Unlike many animals, bears do not have tails. In the place of a tail, a bear has a flap of skin on its backside. More »

No one knows exactly why the back side of a coin is called "tails," but it is easy to understand why the front side is called "heads." Common sense dictates that the reverse side would naturally bear the name of a body p... More »

Airplane tail numbers are essentially what VIN numbers are to cars; they use a series of alphanumeric codes to identify the country of origin, flight path, tax status and plane class, such as commercial or private. Airpl... More »

www.reference.com Vehicles Airplanes & Helicopters

Bears eat plants, insects, fish and other animals. Although they're often thought of as carnivores and are even part of the Carnivora order, bears are actually opportunistic omnivores, meaning they subsist on both plant ... More »

Although polar bear cubs may be prey to other arctic carnivores, such as wolves, the only animals to naturally predate on adult polar bears and cubs are other polar bears. Cannibalism among polar bears is generally a res... More »

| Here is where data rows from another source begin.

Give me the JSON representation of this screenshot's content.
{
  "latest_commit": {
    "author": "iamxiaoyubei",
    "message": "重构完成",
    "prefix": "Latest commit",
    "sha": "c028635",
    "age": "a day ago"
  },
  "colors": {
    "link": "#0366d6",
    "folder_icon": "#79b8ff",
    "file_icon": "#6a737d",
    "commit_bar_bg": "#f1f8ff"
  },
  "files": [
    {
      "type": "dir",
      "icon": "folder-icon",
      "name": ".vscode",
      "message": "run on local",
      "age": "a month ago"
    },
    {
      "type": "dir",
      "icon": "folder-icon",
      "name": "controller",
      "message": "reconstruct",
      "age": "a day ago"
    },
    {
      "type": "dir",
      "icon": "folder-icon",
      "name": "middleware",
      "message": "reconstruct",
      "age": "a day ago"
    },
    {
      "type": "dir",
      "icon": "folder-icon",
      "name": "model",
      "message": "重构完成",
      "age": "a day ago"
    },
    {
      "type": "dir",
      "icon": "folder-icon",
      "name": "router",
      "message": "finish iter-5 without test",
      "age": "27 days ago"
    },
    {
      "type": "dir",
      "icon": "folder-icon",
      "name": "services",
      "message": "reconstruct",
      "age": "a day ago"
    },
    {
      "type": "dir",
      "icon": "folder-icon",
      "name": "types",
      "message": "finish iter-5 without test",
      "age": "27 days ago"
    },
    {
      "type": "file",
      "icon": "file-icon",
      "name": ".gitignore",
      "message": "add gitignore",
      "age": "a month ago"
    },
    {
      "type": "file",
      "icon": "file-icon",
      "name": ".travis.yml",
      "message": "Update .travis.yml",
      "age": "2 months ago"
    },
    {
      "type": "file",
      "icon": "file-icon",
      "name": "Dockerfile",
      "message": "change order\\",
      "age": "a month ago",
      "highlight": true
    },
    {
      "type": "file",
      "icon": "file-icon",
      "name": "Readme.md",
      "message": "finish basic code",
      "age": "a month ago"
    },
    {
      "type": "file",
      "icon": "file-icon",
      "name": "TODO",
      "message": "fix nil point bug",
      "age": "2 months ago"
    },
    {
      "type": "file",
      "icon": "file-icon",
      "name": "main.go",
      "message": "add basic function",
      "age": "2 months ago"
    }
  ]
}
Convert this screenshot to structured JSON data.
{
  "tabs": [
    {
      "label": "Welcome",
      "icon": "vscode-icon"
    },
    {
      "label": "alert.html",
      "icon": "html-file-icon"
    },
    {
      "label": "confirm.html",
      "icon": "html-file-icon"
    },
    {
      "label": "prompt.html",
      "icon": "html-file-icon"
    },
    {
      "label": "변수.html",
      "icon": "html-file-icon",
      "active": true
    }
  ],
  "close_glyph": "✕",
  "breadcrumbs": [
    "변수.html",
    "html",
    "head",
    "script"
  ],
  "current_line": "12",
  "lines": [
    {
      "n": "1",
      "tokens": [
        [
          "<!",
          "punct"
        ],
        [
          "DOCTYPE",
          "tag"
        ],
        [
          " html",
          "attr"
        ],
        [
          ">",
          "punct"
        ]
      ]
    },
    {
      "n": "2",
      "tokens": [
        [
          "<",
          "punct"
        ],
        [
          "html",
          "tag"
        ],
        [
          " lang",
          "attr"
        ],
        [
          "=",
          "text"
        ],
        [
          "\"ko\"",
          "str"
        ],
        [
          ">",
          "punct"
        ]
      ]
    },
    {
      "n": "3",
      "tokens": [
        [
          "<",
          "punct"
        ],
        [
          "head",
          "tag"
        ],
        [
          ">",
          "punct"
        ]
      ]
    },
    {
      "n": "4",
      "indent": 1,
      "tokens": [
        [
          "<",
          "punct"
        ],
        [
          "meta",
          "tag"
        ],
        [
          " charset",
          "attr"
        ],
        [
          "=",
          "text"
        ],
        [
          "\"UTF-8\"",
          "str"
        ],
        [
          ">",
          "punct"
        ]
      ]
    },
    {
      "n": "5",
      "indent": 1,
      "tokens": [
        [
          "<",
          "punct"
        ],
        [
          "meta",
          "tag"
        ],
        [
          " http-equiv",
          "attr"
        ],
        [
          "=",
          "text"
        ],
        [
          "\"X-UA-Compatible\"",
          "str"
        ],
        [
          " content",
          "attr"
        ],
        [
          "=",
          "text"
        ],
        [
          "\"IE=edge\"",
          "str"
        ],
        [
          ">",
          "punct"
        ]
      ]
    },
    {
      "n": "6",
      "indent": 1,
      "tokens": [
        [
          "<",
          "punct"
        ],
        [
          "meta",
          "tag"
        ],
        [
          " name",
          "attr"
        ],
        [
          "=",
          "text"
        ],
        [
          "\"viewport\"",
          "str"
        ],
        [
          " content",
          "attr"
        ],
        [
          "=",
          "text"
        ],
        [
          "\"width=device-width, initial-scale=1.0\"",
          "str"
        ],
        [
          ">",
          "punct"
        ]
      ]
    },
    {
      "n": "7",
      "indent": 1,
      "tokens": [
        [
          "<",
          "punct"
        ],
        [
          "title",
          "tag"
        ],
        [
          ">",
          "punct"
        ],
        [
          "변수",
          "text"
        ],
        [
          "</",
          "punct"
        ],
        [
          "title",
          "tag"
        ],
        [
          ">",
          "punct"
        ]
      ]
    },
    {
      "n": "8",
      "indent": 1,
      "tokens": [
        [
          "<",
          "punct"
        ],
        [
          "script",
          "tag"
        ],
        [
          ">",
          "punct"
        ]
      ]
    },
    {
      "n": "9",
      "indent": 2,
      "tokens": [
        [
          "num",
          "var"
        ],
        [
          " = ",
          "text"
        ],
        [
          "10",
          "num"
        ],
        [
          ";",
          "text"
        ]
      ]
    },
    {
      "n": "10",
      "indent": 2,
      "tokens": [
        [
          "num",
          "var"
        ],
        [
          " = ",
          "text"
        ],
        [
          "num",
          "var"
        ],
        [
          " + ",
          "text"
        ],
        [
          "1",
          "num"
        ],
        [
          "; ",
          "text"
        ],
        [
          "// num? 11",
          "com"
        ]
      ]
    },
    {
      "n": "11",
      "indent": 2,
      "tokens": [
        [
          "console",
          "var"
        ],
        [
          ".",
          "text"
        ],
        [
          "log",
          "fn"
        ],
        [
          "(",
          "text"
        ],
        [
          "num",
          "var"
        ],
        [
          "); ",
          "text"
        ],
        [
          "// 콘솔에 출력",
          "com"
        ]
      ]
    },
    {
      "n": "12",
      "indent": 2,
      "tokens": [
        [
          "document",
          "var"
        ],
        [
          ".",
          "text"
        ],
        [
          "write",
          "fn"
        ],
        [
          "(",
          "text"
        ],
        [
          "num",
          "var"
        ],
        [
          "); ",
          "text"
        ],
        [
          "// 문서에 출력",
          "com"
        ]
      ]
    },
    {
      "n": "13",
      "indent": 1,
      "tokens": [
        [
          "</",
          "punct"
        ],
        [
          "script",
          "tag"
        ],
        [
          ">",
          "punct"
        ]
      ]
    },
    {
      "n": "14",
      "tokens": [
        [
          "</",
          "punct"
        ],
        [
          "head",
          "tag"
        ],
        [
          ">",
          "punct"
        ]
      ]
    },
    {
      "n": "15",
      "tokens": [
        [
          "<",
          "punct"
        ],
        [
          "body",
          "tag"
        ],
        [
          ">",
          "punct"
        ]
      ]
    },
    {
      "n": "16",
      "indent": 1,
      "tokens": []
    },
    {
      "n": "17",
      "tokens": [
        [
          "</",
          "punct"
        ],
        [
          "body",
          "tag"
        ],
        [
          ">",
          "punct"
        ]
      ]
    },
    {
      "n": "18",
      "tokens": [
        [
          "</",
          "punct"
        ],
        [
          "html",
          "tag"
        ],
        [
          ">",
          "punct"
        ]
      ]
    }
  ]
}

According to the National Wildlife Foundation, there are an estimated 32,500 grizzly bears remaining in the wild in the United States as of 2014. Of these, 31,000 are in Alaska, and the remainder are spread throughout th... More »

Kinkajous have large eyes, furry bodies and prehensile tails that make them resemble primates, but they are actually close relatives of raccoons and coatis. Kinkajous are omnivorous mammals in the Procyonidae family. The... More »

www.reference.com Pets & Animals Mammals Bears